Shalom and Peace! Today on Holocaust Remembrance Day I would like to share a recent experience that changed my perspective in an unexpected way. My perspective about Jews, about the Holocaust, about myself. Sounds mysterious? I didn’t mean it to be. Let me go back a couple of weeks and start again.
Throughout the ages, individuals and organizations have employed “religion” to justify the marginalization, harassment, denial of rights, persecution, and oppression of entire groups of people based on their social identities. At various historical periods, people have applied these texts, sometimes taken in tandem, and at other times used selectively, to establish and maintain hierarchical positions of power, domination, and privilege over individuals and groups targeted by these texts and tenets.
Proponents of the so-called “Religious Freedom Restoration Acts” (RFRA) recently passed in states like Indiana and Arkansas argue that these laws promote religious freedoms and freedom of speech – two tenets already covered by the First Amendment of the U.S. Constitution. The Supreme Court opened the flood gates for the enactment of new and enhanced RFRA laws in its 2014 decision Burwell v. Hobby Lobby. While human and civil rights anti-discrimination laws primarily have never covered bone fide religious institutions, the Hobby Lobby ruling extended such exemptions to “closely held” (where no ready market exists for the trading of stock shares) for-profit corporations when these owners claim that to follow anti-discrimination statutes would violate their religious beliefs.
by: Elena Blackmore on April 13th, 2015 | 1 Comment »
Could society be rebuilt around understanding and compassion instead of shame? The effects would be revolutionary.
Though it creates vicious cycles that stifle creativity, shame is piled onto those perceived as undeserving of social support programs while consumerist advertising bolsters a "not-enough" mentality. Credit: uldissprogis.com.
The binary rhetoric that currently surrounds the welfare state reflects a deep moral narrative with a crippling social impact. ‘Strivers’ and ‘skivers’ are two sides of the same coin. That coin is shame.

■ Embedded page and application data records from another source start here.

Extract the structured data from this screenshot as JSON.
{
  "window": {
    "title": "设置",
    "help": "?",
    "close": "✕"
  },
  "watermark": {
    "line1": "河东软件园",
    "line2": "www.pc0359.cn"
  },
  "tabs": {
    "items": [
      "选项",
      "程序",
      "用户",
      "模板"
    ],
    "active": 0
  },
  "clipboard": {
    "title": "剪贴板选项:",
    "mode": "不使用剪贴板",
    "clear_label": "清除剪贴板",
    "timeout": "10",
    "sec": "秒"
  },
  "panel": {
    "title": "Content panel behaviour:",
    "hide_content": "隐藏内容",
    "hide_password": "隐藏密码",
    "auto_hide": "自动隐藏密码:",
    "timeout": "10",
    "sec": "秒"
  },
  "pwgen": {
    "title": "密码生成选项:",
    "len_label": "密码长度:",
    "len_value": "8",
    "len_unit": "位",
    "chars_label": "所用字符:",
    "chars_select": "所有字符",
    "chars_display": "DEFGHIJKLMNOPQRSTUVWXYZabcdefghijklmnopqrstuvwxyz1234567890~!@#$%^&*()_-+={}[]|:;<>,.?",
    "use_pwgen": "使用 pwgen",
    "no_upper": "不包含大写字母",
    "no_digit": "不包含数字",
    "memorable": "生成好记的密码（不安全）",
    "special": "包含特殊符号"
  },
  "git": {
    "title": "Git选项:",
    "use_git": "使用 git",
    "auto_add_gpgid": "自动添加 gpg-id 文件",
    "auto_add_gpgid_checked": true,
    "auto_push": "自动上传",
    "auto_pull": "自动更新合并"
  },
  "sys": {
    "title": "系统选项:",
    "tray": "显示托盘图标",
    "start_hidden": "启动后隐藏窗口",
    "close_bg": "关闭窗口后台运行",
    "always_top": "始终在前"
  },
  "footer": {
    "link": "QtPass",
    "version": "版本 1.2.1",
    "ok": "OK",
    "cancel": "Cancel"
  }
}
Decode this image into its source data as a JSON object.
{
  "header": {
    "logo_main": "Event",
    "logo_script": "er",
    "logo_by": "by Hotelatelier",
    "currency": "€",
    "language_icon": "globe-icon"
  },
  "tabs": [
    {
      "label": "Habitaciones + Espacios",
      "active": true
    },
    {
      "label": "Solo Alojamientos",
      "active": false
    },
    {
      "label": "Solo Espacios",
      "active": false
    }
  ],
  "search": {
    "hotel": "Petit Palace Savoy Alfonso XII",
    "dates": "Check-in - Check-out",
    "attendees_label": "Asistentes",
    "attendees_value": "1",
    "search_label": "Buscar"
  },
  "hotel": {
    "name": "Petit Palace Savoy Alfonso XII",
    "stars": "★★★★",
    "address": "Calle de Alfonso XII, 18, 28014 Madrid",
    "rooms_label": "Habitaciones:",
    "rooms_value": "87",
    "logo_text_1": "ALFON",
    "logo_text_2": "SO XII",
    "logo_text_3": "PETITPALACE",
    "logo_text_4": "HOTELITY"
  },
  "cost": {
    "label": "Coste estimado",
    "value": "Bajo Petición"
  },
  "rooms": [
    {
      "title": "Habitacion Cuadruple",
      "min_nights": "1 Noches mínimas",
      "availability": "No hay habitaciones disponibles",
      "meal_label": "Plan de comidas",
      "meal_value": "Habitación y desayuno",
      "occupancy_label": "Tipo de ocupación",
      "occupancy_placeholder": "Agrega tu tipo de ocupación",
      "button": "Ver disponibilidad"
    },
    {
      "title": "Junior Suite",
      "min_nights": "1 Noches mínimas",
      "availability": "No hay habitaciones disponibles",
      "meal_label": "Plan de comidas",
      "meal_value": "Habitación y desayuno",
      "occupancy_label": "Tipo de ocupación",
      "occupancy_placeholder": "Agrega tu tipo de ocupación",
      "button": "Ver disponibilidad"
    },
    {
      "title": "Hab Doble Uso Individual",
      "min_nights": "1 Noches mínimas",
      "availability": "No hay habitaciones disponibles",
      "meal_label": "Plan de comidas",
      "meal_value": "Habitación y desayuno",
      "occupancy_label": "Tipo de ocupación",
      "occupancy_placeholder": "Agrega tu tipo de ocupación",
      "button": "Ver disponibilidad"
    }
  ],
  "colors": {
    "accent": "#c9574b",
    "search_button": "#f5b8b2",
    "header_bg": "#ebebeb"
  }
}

One side represents the deserving, and the other side the undeserving. Rachel Reeves, the UK Shadow Work & Pensions Secretary, recently said that: “We [the Labour Party] are not the party of people on benefits.” She faced some criticism for these words, but these are messages we hear daily, from government and opposition alike.
We’re here for hard-working families. We’re here for the taxpayer.
In this narrative, employment equals worth, while unemployment casts you into the world of the untouchables.
Economic policies are created around this notion of worth. Unemployment must be a choice — you’re shirking — so let’s coax you out of it. You don’t need benefits in your first week of unemployment since you should be looking for work. We’ll put sanctions on you if you’re unemployed for too long.
Shame on you for being unemployed.